Segment Start: GIVEN ENTRIES
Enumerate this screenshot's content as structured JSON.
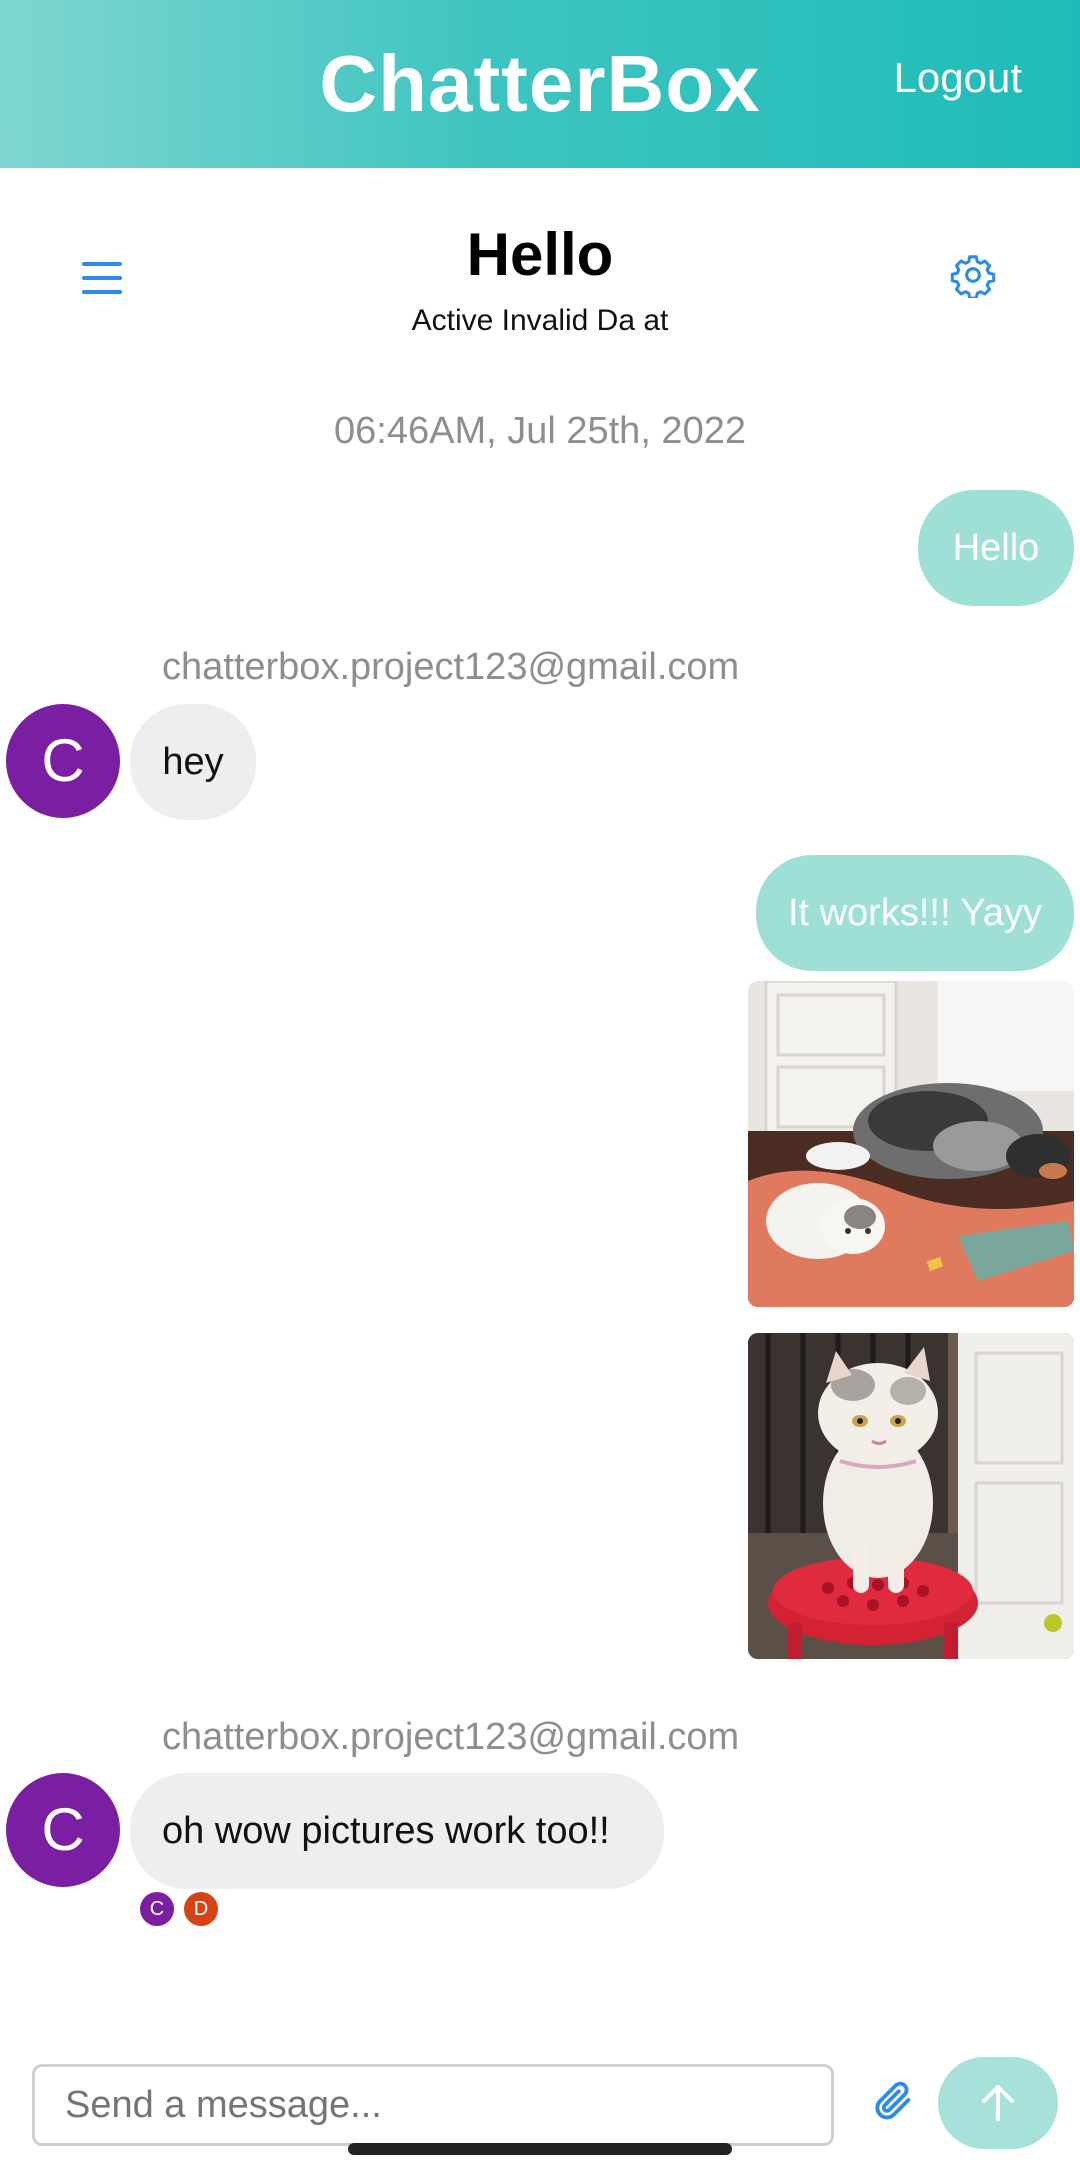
{
  "header": {
    "brand": "ChatterBox",
    "logout_label": "Logout"
  },
  "chat": {
    "title": "Hello",
    "subtitle": "Active Invalid Da at",
    "timestamp": "06:46AM, Jul 25th, 2022"
  },
  "messages": [
    {
      "direction": "outgoing",
      "text": "Hello"
    },
    {
      "direction": "incoming",
      "sender": "chatterbox.project123@gmail.com",
      "avatar_letter": "C",
      "text": "hey"
    },
    {
      "direction": "outgoing",
      "text": "It works!!! Yayy"
    },
    {
      "direction": "outgoing",
      "type": "image",
      "subject": "cat and dog on floor"
    },
    {
      "direction": "outgoing",
      "type": "image",
      "subject": "cat on red stool"
    },
    {
      "direction": "incoming",
      "sender": "chatterbox.project123@gmail.com",
      "avatar_letter": "C",
      "text": "oh wow pictures work too!!"
    }
  ],
  "read_receipts": [
    {
      "letter": "C",
      "color": "#7b1fa2"
    },
    {
      "letter": "D",
      "color": "#d84315"
    }
  ],
  "composer": {
    "placeholder": "Send a message..."
  },
  "colors": {
    "accent": "#1ebcb8",
    "outgoing_bubble": "#9fe0d6",
    "incoming_bubble": "#eeeeee",
    "icon_blue": "#2c8be8",
    "avatar_purple": "#7b1fa2"
  },
  "icons": {
    "menu": "menu-icon",
    "settings": "gear-icon",
    "attach": "paperclip-icon",
    "send": "arrow-up-icon"
  }
}
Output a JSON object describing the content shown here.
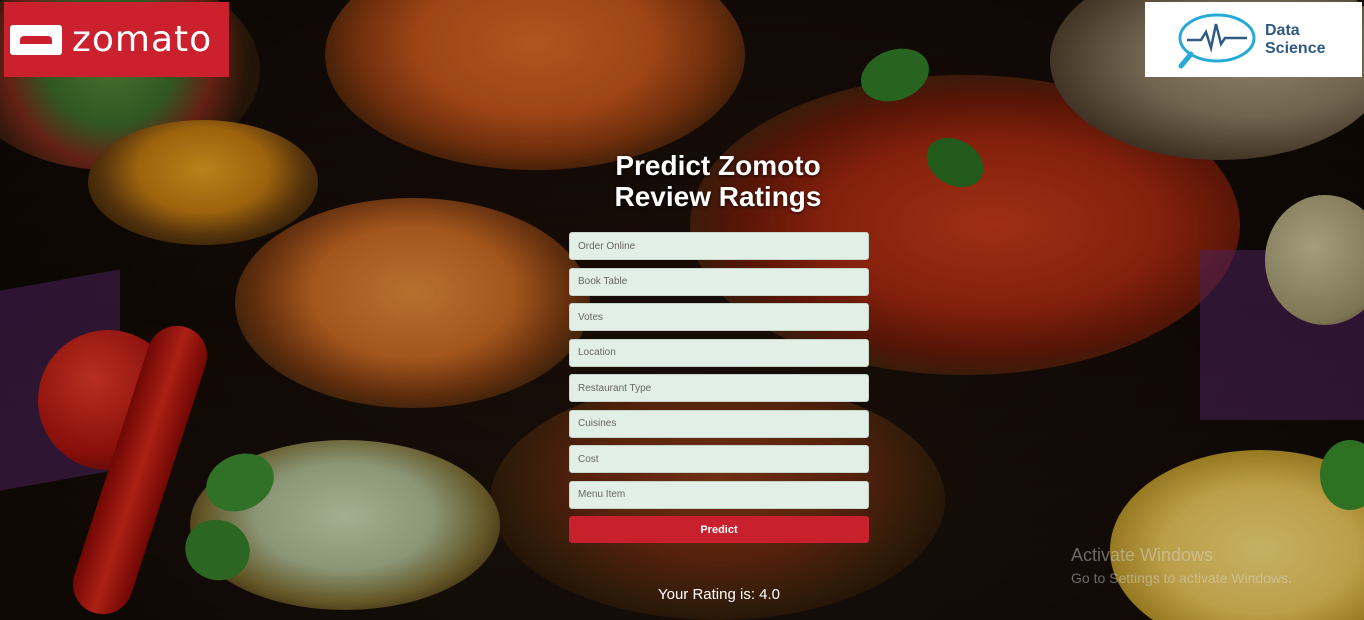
{
  "brand": {
    "zomato_logo_text": "zomato",
    "ds_logo_line1": "Data",
    "ds_logo_line2": "Science"
  },
  "page": {
    "title_line1": "Predict Zomoto",
    "title_line2": "Review Ratings"
  },
  "form": {
    "fields": [
      {
        "name": "order-online-input",
        "placeholder": "Order Online"
      },
      {
        "name": "book-table-input",
        "placeholder": "Book Table"
      },
      {
        "name": "votes-input",
        "placeholder": "Votes"
      },
      {
        "name": "location-input",
        "placeholder": "Location"
      },
      {
        "name": "restaurant-type-input",
        "placeholder": "Restaurant Type"
      },
      {
        "name": "cuisines-input",
        "placeholder": "Cuisines"
      },
      {
        "name": "cost-input",
        "placeholder": "Cost"
      },
      {
        "name": "menu-item-input",
        "placeholder": "Menu Item"
      }
    ],
    "submit_label": "Predict"
  },
  "result": {
    "text": "Your Rating is: 4.0"
  },
  "os_watermark": {
    "line1": "Activate Windows",
    "line2": "Go to Settings to activate Windows."
  },
  "colors": {
    "zomato_red": "#cb202d",
    "button_red": "#c8202d",
    "input_bg": "#e2efe6",
    "ds_blue": "#2e5a84",
    "ds_cyan": "#27a9d6"
  }
}
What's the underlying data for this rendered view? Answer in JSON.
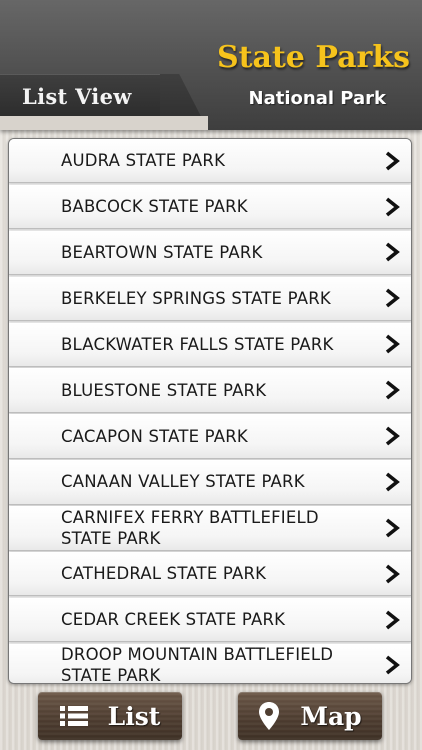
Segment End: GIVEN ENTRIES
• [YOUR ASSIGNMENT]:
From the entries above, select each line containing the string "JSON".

• [EXERCISE RESPONSE]:
Enumerate this screenshot's content as structured JSON.
Output a JSON object describing the content shown here.
What's the underlying data for this rendered view? Answer in JSON.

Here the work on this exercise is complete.